The Nature Conservancy is working to address the Gulf of Mexico’s “dead zone,” an area of oxygen-depleted water that makes it difficult for marine life to thrive. The result of nutrient runoff, the dead zone extends from the coast of Texas to the Mississippi River Delta in Louisiana.
Normally, the dead zone in the Gulf of Mexico covers an average of 5,309 square miles, but it has expanded to cover 8,776 square miles, or approximately the size of New Jersey. The cause of this expansion is likely the heavy spring rains, which pushed an excessive amount of nitrates from cities, farms, and other sources into the Mississippi River Basin’s waterways, which empty into the Gulf. As the dead zone destroys marine life, the economic consequences are far-reaching, especially for fishermen and others working in the seafood industry.
To address this issue, the Nature Conservancy is working with government bodies and farmers to find ways to prevent nutrients from leaving farmland. The organization seeks to curb runoff through better farming practices such as reduced tillage, crop rotation, use of cover crops, and nutrient management.

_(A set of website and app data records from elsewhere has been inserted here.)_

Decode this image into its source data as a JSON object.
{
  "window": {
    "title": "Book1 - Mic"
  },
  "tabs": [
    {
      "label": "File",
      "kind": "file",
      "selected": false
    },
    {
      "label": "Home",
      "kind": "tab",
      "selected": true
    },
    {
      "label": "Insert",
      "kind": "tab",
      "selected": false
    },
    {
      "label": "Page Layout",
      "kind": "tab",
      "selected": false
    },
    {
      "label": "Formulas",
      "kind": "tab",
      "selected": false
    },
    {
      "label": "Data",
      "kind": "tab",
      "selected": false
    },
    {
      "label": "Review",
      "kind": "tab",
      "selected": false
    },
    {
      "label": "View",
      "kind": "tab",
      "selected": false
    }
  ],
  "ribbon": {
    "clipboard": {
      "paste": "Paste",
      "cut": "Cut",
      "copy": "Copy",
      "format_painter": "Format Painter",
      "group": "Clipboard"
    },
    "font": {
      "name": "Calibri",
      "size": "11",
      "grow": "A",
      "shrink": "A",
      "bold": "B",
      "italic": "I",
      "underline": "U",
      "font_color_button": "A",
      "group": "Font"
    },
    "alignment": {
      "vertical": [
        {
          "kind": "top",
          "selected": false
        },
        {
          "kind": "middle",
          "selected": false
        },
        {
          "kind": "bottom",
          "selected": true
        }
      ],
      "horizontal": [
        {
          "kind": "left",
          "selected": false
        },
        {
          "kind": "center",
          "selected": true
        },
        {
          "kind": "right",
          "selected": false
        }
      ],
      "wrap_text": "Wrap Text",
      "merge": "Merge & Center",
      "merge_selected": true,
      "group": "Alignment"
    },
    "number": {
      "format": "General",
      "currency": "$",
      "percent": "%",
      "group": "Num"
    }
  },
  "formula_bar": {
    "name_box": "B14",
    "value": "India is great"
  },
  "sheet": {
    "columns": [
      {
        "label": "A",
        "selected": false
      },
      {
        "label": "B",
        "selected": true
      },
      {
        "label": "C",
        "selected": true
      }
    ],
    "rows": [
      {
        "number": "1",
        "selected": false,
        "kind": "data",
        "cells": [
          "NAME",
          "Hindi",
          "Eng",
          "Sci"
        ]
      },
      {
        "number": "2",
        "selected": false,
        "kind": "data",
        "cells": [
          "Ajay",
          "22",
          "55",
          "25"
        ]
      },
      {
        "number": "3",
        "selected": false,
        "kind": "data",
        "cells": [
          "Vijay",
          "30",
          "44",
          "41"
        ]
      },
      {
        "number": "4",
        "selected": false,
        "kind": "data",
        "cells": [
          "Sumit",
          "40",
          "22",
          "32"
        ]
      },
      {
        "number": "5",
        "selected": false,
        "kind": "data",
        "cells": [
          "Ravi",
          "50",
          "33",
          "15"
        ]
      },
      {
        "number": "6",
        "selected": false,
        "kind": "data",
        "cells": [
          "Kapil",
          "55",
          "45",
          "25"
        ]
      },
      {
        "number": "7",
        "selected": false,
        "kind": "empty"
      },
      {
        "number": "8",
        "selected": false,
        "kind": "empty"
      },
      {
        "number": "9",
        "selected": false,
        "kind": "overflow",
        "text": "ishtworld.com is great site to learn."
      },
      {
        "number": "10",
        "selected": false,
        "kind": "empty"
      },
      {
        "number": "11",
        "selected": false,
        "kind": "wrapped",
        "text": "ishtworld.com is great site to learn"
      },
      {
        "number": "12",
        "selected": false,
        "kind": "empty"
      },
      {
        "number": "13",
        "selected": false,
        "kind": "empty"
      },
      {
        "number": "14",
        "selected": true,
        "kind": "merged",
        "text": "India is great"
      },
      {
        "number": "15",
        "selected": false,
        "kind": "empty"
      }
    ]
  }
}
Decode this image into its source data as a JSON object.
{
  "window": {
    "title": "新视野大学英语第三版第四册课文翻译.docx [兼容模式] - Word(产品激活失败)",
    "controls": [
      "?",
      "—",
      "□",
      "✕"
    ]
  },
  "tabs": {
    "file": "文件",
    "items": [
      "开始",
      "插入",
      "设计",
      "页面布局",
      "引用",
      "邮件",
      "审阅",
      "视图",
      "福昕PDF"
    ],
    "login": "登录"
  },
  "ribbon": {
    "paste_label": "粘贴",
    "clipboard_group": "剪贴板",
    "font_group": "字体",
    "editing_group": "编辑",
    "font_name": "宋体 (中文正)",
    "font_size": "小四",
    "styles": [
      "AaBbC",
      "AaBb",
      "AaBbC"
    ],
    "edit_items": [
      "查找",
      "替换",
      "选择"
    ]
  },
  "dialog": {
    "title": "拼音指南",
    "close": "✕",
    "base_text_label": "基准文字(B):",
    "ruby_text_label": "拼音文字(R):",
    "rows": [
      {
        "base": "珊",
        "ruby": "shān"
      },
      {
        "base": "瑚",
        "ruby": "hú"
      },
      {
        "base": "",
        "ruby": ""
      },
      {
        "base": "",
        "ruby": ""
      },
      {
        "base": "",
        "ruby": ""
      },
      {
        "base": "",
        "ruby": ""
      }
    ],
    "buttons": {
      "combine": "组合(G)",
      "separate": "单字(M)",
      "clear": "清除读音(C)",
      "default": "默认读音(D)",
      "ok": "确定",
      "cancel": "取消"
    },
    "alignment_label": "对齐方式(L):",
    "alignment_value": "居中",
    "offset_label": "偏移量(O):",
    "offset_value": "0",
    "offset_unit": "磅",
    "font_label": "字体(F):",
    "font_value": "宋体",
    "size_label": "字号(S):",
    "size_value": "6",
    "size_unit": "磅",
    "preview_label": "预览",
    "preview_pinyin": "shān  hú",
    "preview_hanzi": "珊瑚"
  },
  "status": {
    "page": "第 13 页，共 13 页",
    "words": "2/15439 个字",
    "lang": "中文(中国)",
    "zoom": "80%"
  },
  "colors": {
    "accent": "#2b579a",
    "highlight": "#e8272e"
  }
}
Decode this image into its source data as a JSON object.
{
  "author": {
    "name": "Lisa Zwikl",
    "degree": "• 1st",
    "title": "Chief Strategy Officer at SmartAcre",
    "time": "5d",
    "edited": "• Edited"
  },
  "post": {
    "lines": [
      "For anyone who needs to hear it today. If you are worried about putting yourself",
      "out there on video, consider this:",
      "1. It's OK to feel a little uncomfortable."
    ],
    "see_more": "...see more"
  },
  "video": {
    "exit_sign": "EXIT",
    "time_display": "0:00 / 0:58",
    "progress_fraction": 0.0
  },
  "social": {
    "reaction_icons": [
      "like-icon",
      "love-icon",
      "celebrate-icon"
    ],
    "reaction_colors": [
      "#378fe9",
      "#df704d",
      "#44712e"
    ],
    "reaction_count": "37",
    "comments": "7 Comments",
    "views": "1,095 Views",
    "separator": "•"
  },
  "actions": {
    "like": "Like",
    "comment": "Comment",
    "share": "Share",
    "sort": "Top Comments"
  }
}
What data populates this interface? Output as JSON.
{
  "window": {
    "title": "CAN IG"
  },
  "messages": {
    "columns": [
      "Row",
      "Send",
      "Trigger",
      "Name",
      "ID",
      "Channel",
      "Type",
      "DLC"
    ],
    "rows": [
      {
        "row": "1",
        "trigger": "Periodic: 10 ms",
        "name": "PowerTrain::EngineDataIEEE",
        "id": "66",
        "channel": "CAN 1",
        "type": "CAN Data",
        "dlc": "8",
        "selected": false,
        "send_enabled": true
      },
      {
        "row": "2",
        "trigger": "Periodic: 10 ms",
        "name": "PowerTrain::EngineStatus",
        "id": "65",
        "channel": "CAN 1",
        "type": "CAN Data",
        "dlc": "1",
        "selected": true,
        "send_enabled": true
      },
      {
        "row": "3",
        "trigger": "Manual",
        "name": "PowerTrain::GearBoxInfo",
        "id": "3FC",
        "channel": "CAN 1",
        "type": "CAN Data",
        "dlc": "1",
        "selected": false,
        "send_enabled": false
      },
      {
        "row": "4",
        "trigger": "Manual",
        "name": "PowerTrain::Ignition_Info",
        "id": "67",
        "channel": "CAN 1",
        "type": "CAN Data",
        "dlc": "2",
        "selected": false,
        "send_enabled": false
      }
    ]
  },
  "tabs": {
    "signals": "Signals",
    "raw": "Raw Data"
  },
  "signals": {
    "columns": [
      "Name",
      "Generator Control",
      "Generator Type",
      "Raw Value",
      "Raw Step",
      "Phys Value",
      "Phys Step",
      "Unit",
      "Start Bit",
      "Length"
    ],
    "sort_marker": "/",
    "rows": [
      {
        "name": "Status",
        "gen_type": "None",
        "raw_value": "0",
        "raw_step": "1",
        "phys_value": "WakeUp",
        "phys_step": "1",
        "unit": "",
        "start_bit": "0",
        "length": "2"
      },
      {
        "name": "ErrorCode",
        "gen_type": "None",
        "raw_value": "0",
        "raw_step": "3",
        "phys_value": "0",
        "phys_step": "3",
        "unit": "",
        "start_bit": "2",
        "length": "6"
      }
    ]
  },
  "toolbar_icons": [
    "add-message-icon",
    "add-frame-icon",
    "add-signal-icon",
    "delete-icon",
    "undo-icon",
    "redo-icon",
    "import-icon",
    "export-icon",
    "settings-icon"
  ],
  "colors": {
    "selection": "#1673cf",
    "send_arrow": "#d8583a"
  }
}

One specific area where the Nature Conservancy is working is in the Wabash River of Indiana and Illinois. The tributary is responsible for a particularly high discharge of nitrogen into the Gulf. Working with the US Department of Agriculture’s Natural Resources Conservation Service, the Nature Conservancy has helped restore or protect 44,000 acres of floodplain habitat near the Wabash River, with the ultimate goal of restoring or protecting 10,000 more acres by 2022.